Entries from a dataset of interfaces:

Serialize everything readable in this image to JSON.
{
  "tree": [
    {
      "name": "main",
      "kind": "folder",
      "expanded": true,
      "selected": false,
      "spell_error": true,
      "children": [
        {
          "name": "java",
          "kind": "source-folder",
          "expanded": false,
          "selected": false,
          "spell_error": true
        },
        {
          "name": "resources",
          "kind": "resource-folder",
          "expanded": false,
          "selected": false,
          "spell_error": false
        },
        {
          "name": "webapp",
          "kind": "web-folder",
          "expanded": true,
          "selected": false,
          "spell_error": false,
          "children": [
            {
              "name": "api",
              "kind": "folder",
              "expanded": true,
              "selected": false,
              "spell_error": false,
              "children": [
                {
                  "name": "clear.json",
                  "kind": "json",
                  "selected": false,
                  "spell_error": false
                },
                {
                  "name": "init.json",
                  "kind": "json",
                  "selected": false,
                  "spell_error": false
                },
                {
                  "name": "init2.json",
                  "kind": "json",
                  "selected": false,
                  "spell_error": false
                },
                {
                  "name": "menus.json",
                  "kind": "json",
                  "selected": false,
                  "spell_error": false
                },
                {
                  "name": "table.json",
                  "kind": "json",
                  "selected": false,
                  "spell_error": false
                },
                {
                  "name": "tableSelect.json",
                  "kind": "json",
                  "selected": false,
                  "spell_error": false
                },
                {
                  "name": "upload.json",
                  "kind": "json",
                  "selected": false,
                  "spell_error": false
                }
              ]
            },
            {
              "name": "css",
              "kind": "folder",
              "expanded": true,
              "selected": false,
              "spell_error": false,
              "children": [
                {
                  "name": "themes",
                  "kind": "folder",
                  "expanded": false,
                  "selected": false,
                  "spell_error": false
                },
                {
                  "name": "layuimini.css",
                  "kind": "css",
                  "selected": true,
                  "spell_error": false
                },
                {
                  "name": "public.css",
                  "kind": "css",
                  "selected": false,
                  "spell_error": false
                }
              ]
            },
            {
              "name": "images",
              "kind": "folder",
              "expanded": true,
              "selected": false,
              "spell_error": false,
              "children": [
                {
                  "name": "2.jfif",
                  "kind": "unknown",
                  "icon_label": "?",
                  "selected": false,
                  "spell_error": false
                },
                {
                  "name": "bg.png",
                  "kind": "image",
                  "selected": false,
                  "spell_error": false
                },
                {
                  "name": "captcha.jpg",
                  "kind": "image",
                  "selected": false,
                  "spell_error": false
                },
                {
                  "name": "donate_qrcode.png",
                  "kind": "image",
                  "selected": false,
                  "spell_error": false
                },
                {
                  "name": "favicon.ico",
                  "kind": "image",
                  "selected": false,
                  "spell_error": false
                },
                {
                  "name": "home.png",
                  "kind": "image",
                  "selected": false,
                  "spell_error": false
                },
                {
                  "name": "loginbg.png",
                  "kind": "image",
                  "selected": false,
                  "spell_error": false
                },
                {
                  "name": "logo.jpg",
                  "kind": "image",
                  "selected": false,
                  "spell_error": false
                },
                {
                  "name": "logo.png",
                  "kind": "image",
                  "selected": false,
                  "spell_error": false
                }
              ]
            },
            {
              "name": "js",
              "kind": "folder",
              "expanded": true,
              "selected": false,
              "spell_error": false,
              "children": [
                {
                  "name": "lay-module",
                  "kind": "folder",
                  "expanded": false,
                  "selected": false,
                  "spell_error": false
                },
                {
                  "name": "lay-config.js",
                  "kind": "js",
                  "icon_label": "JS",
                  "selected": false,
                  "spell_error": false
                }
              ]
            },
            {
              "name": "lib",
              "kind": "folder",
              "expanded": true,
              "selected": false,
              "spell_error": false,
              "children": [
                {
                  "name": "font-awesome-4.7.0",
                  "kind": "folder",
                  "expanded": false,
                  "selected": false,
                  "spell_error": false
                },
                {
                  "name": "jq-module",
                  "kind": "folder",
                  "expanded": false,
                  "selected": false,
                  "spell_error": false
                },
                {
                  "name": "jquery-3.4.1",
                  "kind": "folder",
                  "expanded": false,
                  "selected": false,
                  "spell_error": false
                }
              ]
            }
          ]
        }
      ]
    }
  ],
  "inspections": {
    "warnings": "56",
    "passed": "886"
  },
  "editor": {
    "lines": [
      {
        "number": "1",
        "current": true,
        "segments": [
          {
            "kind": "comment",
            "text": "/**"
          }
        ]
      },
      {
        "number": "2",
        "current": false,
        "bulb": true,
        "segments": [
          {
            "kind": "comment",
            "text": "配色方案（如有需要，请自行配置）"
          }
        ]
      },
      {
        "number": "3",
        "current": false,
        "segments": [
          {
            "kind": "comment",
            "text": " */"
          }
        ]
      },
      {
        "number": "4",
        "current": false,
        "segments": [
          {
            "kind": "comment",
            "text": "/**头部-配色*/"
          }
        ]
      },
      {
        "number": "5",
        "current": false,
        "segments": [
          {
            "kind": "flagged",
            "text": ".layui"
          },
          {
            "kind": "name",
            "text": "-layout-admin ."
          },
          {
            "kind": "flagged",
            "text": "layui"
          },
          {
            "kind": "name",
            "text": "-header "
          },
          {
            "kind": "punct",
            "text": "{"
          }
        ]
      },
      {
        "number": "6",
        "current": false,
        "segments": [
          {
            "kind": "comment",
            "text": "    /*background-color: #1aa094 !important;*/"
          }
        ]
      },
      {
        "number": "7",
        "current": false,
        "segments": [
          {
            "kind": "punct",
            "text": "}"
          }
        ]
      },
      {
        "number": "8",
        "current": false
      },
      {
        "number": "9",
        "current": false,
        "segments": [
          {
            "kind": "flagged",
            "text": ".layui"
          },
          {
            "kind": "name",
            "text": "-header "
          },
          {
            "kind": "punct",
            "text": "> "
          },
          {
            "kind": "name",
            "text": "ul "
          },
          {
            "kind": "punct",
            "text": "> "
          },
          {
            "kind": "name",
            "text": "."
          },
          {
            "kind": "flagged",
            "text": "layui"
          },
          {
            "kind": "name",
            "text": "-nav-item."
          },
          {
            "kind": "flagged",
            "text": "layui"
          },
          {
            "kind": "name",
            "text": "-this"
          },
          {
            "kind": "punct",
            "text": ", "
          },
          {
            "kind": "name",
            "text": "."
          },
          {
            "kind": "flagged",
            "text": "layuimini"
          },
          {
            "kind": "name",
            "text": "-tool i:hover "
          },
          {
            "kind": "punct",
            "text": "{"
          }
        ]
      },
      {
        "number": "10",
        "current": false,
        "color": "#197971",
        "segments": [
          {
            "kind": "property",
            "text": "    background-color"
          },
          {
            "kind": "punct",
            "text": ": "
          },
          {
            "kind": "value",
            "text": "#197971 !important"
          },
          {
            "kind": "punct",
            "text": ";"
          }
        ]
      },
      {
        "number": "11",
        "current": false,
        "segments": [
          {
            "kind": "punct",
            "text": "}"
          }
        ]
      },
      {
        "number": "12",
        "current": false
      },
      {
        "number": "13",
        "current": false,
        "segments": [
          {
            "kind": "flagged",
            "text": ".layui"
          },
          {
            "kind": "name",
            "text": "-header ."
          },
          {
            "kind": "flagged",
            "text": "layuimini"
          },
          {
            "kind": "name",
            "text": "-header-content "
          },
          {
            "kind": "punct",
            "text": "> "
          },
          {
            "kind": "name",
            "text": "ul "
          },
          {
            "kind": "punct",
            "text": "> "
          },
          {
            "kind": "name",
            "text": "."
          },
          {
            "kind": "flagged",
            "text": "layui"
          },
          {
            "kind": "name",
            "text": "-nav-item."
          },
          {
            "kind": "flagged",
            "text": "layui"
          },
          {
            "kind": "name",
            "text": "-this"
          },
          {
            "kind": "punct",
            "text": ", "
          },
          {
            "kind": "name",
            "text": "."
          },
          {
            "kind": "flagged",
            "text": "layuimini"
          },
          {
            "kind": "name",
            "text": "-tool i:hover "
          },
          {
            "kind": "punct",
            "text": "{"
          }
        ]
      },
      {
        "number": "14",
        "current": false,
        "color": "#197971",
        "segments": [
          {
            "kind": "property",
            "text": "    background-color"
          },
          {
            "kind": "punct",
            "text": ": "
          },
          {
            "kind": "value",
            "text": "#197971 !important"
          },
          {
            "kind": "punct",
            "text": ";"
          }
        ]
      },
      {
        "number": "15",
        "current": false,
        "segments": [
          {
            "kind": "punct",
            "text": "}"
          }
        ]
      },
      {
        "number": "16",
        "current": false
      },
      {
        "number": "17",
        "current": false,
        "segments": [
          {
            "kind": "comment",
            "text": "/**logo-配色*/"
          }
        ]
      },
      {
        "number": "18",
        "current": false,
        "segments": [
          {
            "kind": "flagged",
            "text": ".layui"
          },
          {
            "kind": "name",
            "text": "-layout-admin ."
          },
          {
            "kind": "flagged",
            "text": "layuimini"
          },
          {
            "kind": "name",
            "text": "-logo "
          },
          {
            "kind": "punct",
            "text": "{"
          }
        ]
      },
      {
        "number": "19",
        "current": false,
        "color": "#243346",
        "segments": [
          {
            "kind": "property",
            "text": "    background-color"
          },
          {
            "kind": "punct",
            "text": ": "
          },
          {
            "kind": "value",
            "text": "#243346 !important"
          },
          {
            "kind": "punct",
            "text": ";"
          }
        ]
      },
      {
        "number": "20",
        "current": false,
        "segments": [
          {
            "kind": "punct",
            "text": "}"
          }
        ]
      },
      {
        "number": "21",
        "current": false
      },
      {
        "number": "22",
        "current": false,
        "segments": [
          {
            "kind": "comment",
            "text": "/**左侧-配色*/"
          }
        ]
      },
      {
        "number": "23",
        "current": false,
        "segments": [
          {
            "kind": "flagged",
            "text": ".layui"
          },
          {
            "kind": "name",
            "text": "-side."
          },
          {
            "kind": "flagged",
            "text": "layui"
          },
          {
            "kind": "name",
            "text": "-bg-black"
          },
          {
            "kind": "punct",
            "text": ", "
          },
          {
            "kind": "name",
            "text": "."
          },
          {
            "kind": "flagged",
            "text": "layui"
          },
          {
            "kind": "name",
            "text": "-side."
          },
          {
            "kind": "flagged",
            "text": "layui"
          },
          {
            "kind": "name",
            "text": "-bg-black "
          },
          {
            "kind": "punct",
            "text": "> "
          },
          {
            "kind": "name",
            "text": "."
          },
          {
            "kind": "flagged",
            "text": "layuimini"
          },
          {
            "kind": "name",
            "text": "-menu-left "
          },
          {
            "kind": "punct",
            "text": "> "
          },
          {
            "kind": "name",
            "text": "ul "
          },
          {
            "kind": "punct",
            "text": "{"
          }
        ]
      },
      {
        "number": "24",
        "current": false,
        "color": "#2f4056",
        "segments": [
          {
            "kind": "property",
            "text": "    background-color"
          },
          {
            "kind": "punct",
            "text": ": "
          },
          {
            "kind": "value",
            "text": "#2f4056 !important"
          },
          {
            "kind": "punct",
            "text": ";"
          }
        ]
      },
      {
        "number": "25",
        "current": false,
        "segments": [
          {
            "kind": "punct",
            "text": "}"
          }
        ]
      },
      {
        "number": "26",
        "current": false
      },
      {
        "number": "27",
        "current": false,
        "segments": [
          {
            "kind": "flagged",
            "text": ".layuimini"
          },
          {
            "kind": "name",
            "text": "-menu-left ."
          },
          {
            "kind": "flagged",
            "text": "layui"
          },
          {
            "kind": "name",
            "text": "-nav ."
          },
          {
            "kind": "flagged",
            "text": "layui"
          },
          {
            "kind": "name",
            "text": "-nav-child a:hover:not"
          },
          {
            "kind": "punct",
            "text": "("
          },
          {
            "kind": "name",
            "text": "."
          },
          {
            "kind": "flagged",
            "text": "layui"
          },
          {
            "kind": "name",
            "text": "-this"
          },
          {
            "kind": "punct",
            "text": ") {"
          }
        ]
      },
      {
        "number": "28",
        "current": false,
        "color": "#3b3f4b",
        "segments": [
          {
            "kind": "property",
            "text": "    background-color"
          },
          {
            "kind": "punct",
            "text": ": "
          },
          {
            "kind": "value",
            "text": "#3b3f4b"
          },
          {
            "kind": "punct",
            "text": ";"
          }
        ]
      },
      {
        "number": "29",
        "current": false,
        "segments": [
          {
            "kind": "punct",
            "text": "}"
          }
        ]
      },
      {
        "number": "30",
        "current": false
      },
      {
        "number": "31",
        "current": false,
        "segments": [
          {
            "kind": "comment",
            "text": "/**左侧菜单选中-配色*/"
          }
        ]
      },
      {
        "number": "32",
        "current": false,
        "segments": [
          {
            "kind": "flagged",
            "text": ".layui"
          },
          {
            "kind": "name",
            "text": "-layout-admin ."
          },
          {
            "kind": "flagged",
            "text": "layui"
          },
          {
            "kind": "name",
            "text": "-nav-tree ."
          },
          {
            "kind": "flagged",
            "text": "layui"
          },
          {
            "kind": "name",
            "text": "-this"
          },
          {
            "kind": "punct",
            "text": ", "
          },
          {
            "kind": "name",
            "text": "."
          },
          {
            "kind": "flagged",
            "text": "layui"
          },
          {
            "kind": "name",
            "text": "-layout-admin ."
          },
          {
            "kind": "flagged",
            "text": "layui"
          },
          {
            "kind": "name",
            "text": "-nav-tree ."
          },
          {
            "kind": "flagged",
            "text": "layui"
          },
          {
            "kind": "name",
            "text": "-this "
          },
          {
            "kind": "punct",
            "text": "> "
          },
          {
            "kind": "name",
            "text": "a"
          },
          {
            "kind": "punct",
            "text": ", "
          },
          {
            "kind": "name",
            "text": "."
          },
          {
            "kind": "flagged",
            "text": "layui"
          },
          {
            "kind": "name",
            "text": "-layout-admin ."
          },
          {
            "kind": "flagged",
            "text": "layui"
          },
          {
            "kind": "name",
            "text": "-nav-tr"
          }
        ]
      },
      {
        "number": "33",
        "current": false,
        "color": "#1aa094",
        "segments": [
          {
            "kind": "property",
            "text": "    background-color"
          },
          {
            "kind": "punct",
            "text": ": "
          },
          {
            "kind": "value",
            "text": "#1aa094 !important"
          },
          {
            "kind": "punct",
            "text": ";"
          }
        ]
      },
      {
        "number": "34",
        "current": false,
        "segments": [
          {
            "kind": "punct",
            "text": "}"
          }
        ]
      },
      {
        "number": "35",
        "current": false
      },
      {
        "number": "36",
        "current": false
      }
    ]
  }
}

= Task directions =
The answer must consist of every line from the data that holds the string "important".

= Exercise answer =
            "text": "    /*background-color: #1aa094 !important;*/"
            "text": "#197971 !important"
            "text": "#197971 !important"
            "text": "#243346 !important"
            "text": "#2f4056 !important"
            "text": "#1aa094 !important"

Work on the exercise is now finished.